Only one number is expected here, namely how many lines of the entries below hold the string "result".

Saved entries
────────

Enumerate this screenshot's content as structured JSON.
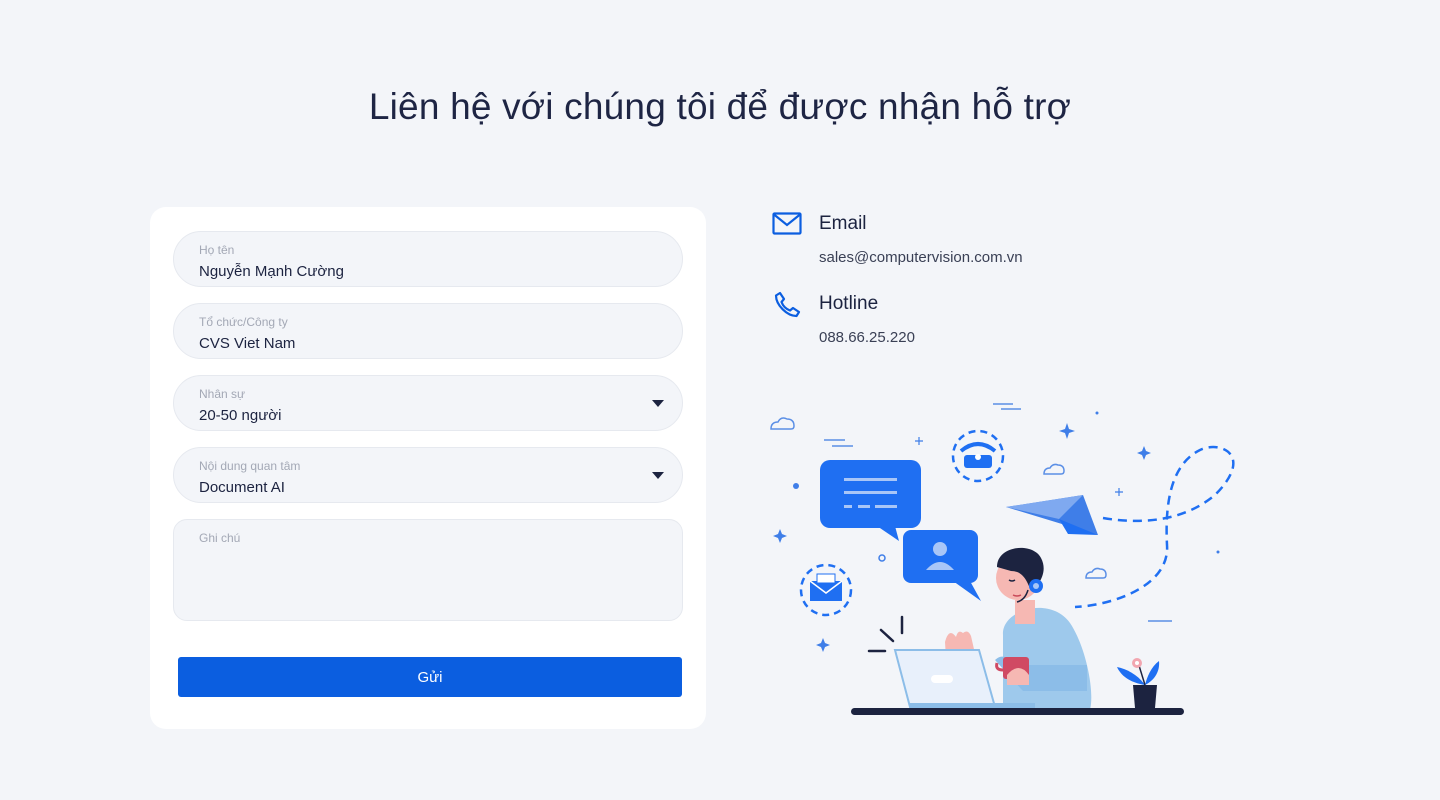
{
  "page": {
    "title": "Liên hệ với chúng tôi để được nhận hỗ trợ"
  },
  "form": {
    "fields": [
      {
        "label": "Họ tên",
        "value": "Nguyễn Mạnh Cường"
      },
      {
        "label": "Tổ chức/Công ty",
        "value": "CVS Viet Nam"
      },
      {
        "label": "Nhân sự",
        "value": "20-50 người"
      },
      {
        "label": "Nội dung quan tâm",
        "value": "Document AI"
      },
      {
        "label": "Ghi chú",
        "value": ""
      }
    ],
    "submit_label": "Gửi"
  },
  "contact": {
    "email": {
      "title": "Email",
      "value": "sales@computervision.com.vn",
      "icon": "mail-icon"
    },
    "hotline": {
      "title": "Hotline",
      "value": "088.66.25.220",
      "icon": "phone-icon"
    }
  },
  "colors": {
    "accent": "#0b5ee0",
    "bubble": "#1f6ff2",
    "text": "#1c2340",
    "background": "#f3f5f9"
  }
}
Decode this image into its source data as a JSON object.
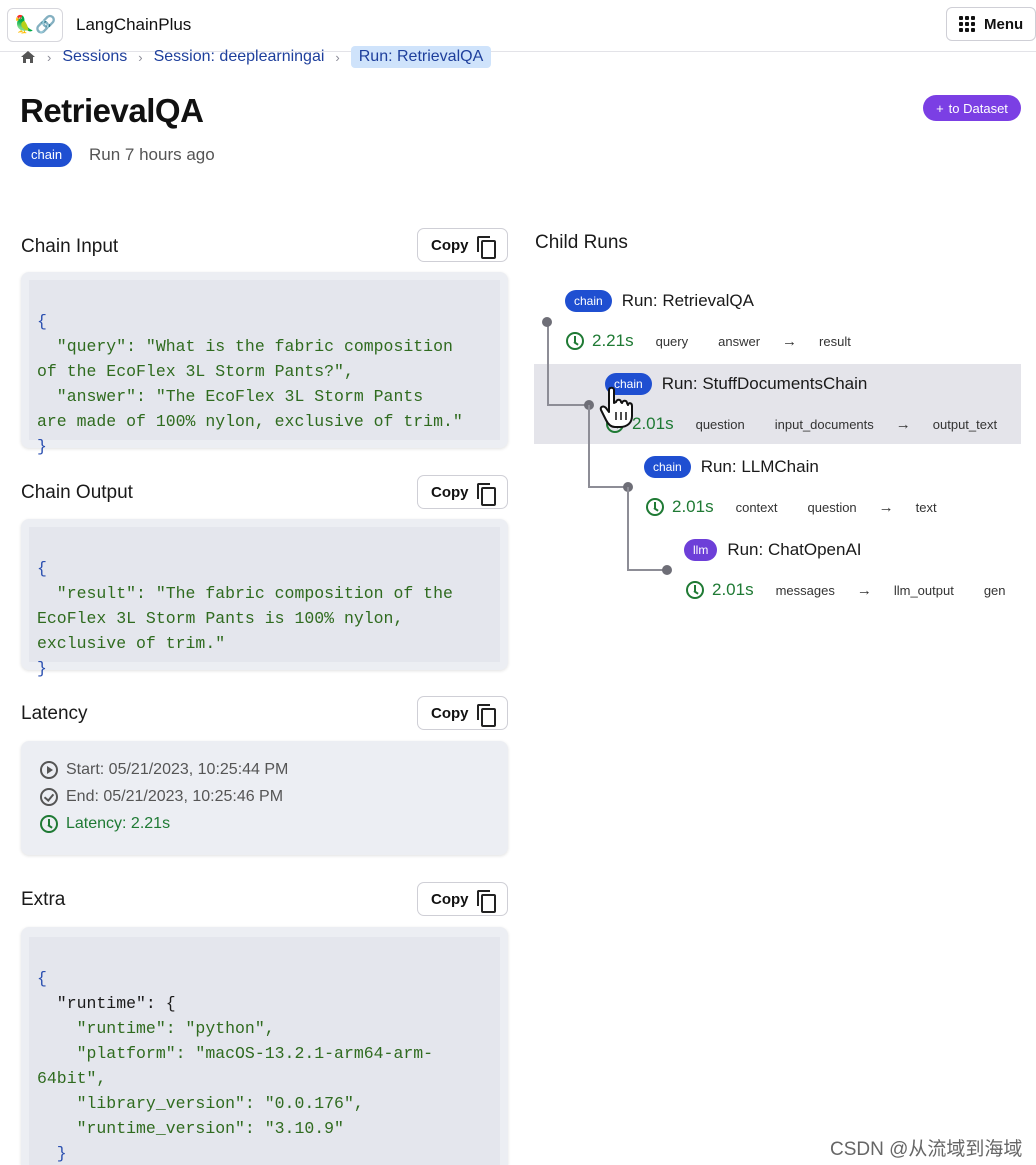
{
  "topbar": {
    "logo_glyph": "🦜🔗",
    "app_title": "LangChainPlus",
    "menu_label": "Menu"
  },
  "breadcrumb": {
    "items": [
      "Sessions",
      "Session: deeplearningai",
      "Run: RetrievalQA"
    ]
  },
  "header": {
    "title": "RetrievalQA",
    "type_badge": "chain",
    "run_time": "Run 7 hours ago",
    "to_dataset_label": "to Dataset"
  },
  "chain_input": {
    "title": "Chain Input",
    "copy_label": "Copy",
    "lines": [
      "{",
      "  \"query\": \"What is the fabric composition",
      "of the EcoFlex 3L Storm Pants?\",",
      "  \"answer\": \"The EcoFlex 3L Storm Pants",
      "are made of 100% nylon, exclusive of trim.\"",
      "}"
    ]
  },
  "chain_output": {
    "title": "Chain Output",
    "copy_label": "Copy",
    "lines": [
      "{",
      "  \"result\": \"The fabric composition of the",
      "EcoFlex 3L Storm Pants is 100% nylon,",
      "exclusive of trim.\"",
      "}"
    ]
  },
  "latency": {
    "title": "Latency",
    "copy_label": "Copy",
    "start": "Start: 05/21/2023, 10:25:44 PM",
    "end": "End: 05/21/2023, 10:25:46 PM",
    "latency": "Latency: 2.21s"
  },
  "extra": {
    "title": "Extra",
    "copy_label": "Copy",
    "lines": [
      "{",
      "  \"runtime\": {",
      "    \"runtime\": \"python\",",
      "    \"platform\": \"macOS-13.2.1-arm64-arm-",
      "64bit\",",
      "    \"library_version\": \"0.0.176\",",
      "    \"runtime_version\": \"3.10.9\"",
      "  }",
      "}"
    ]
  },
  "child_runs": {
    "title": "Child Runs",
    "runs": [
      {
        "badge": "chain",
        "name": "Run: RetrievalQA",
        "latency": "2.21s",
        "inputs": [
          "query",
          "answer"
        ],
        "outputs": [
          "result"
        ]
      },
      {
        "badge": "chain",
        "name": "Run: StuffDocumentsChain",
        "latency": "2.01s",
        "inputs": [
          "question",
          "input_documents"
        ],
        "outputs": [
          "output_text"
        ]
      },
      {
        "badge": "chain",
        "name": "Run: LLMChain",
        "latency": "2.01s",
        "inputs": [
          "context",
          "question"
        ],
        "outputs": [
          "text"
        ]
      },
      {
        "badge": "llm",
        "name": "Run: ChatOpenAI",
        "latency": "2.01s",
        "inputs": [
          "messages"
        ],
        "outputs": [
          "llm_output",
          "gen"
        ]
      }
    ],
    "arrow": "→"
  },
  "watermark": "CSDN @从流域到海域",
  "colors": {
    "chain_badge": "#1f4fd1",
    "llm_badge": "#6d3fd8",
    "to_dataset": "#7b3fe4",
    "latency_green": "#1f7a34",
    "breadcrumb_link": "#1e3f9c"
  }
}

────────

SOLUTION TO THE EXERCISE ->
2